On the other hand, the joint fast track is something that needs to be developed. “I am already getting first questions from startups that heard about the fast track and now want to know how they can get into the EIC or EIT Health activities. That’s something that we just have to build up, and it’s not an easy task,” Dr Höller says. There are complex tiered processes at both EIT and EIC “that have been created for a very good reason, and in order to bridge them we need to define a good mechanism that is compliant,” he notes. Compliant not only with the GDPR but also quality expectations: “Imagine that whenever we pay out a price, we have to document every single step. We need to prove that it was the best offer among everyone who applied and that everyone could apply, as applications are also open throughout Europe.” According to Dr Höller, upholding such quality expectations and quality assurance while fast-tracking the companies “where one can bypass another one” ensures that this bypassing is fair. “In the end, it’s a fast track because quality has been proven already at the other institution,” he stresses.
The formal partnership between EIT and EIC can begin as soon as the submitted EIT Health proposal is approved by the EIC. The MoU itself is valid for the duration of Horizon Europe Framework Programme (2021-2027) and foresees revisions by the end of 2021 and at a regular periods thereafter.
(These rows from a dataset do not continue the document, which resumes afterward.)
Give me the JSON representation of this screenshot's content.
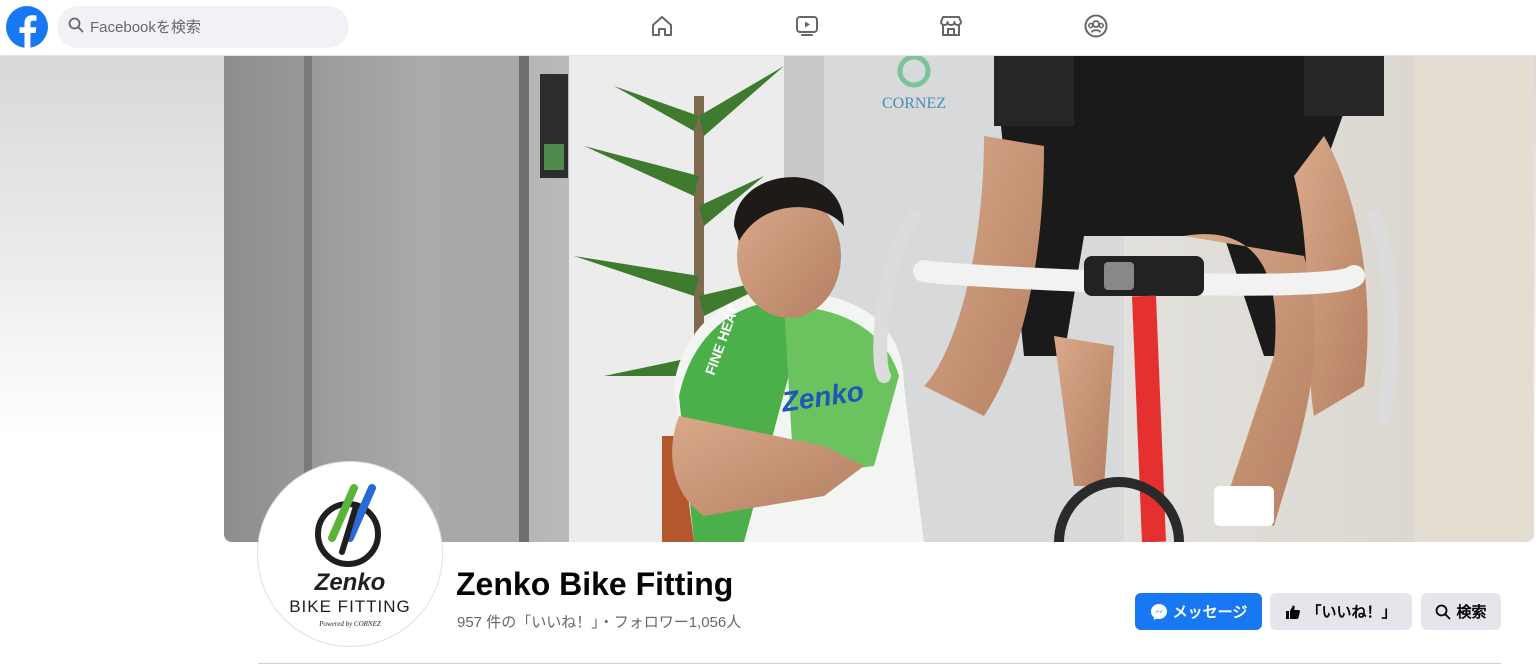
{
  "search": {
    "placeholder": "Facebookを検索"
  },
  "nav": {
    "items": [
      {
        "icon": "home-icon"
      },
      {
        "icon": "video-icon"
      },
      {
        "icon": "marketplace-icon"
      },
      {
        "icon": "groups-icon"
      }
    ]
  },
  "cover": {
    "sign_text": "CORNEZ",
    "jersey_text": "Zenko",
    "jersey_side_text": "FINE HEAT"
  },
  "profile": {
    "name": "Zenko Bike Fitting",
    "stats": "957 件の「いいね！」・フォロワー1,056人",
    "logo_text_1": "Zenko",
    "logo_text_2": "BIKE FITTING",
    "logo_text_3": "Powered by CORNEZ"
  },
  "actions": {
    "message_label": "メッセージ",
    "like_label": "「いいね！」",
    "search_label": "検索"
  },
  "colors": {
    "brand": "#1877f2",
    "button_gray": "#e4e6eb",
    "logo_green": "#5bb33a",
    "logo_blue": "#2a6ad6"
  }
}
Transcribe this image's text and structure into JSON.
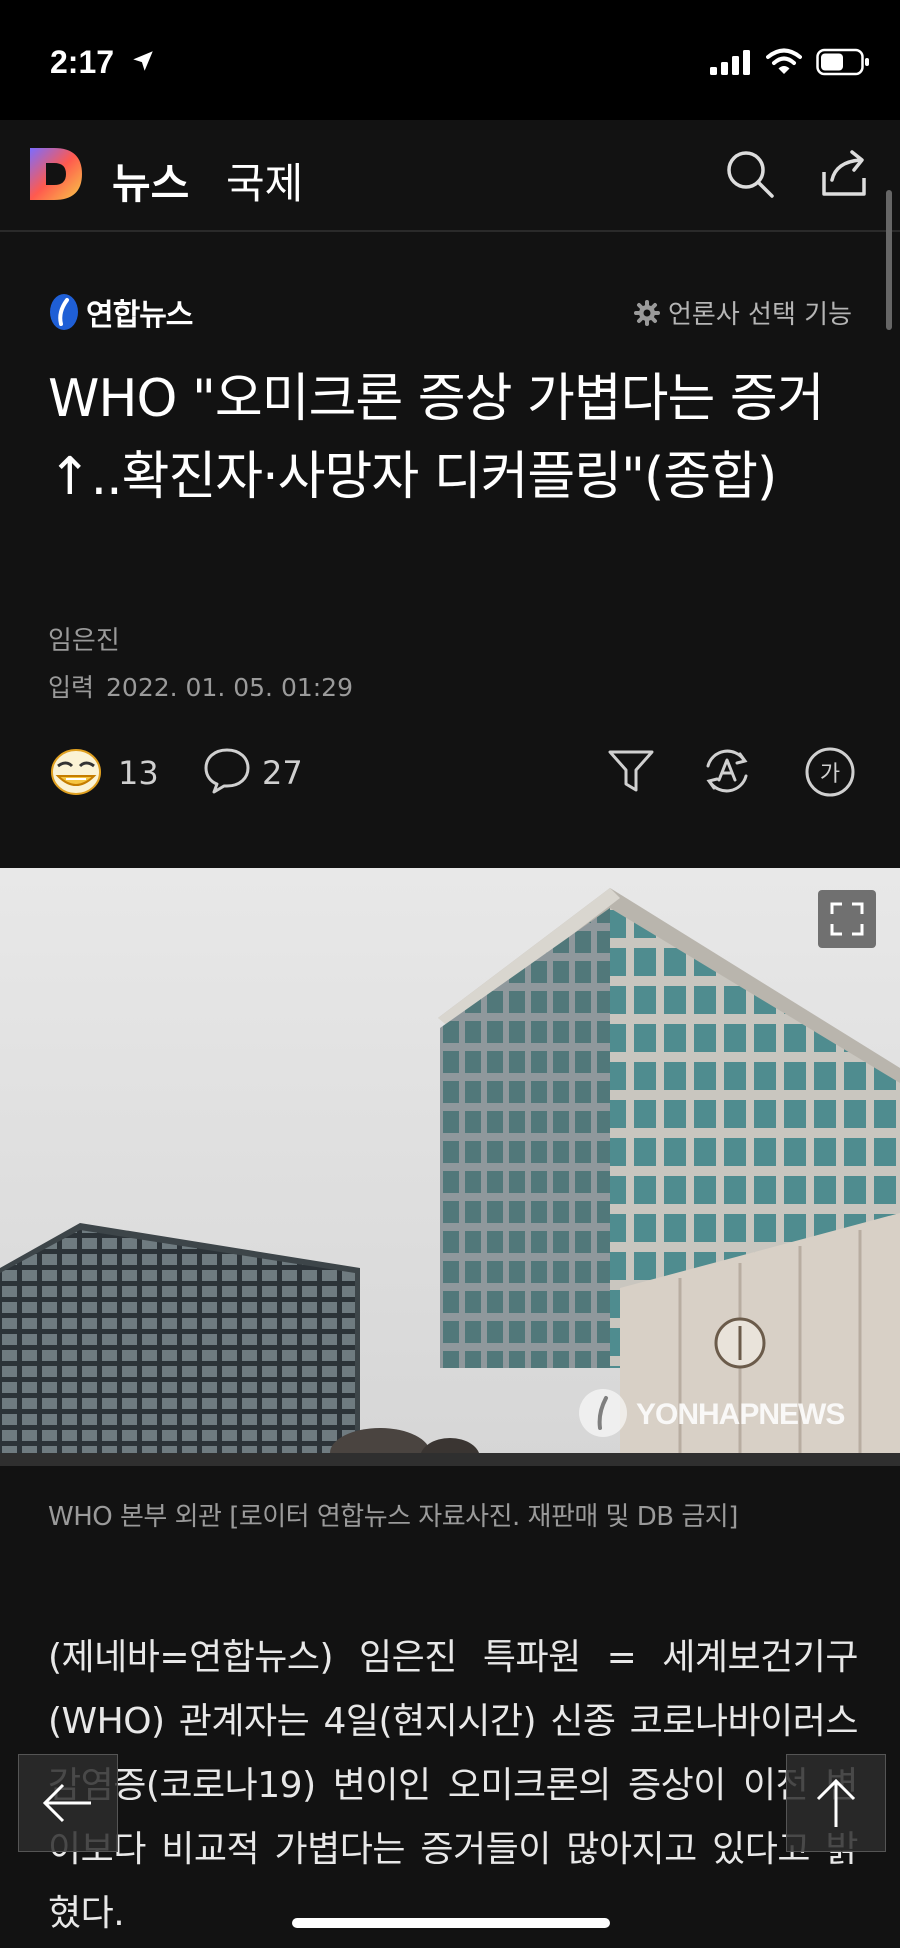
{
  "status_bar": {
    "time": "2:17"
  },
  "app_bar": {
    "section": "뉴스",
    "category": "국제"
  },
  "press": {
    "name": "연합뉴스",
    "select_label": "언론사 선택 기능"
  },
  "article": {
    "headline": "WHO \"오미크론 증상 가볍다는 증거↑..확진자·사망자 디커플링\"(종합)",
    "reporter": "임은진",
    "date_label": "입력",
    "date_value": "2022. 01. 05. 01:29",
    "reactions_count": "13",
    "comments_count": "27",
    "font_button_label": "가",
    "photo_watermark": "YONHAPNEWS",
    "photo_caption": "WHO 본부 외관 [로이터 연합뉴스 자료사진. 재판매 및 DB 금지]",
    "body": "(제네바=연합뉴스) 임은진 특파원 = 세계보건기구(WHO) 관계자는 4일(현지시간) 신종 코로나바이러스 감염증(코로나19) 변이인 오미크론의 증상이 이전 변이보다 비교적 가볍다는 증거들이 많아지고 있다고 밝혔다."
  },
  "icons": {
    "logo": "daum-d-logo",
    "search": "search-icon",
    "share": "share-icon",
    "emotion": "emoji-face-icon",
    "comment": "comment-icon",
    "filter": "filter-icon",
    "tts": "text-to-speech-icon",
    "font_size": "font-size-icon",
    "expand": "expand-icon",
    "back": "back-arrow-icon",
    "top": "scroll-top-icon"
  },
  "colors": {
    "background": "#121212",
    "logo_gradient_start": "#ff6a3d",
    "logo_gradient_end": "#f5c542",
    "press_blue": "#1f5fd6"
  }
}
As Jan-Philipp Beck, CEO of EIT Health, has noted in a statement, “in today’s landscape it is not enough to simply have the funds, you must have the know-how in order to bring a healthcare product to market”. And this is exactly the aim of this new collaboration: to provide European innovators with quality support services to deploy and scale up innovations faster and with greater impact.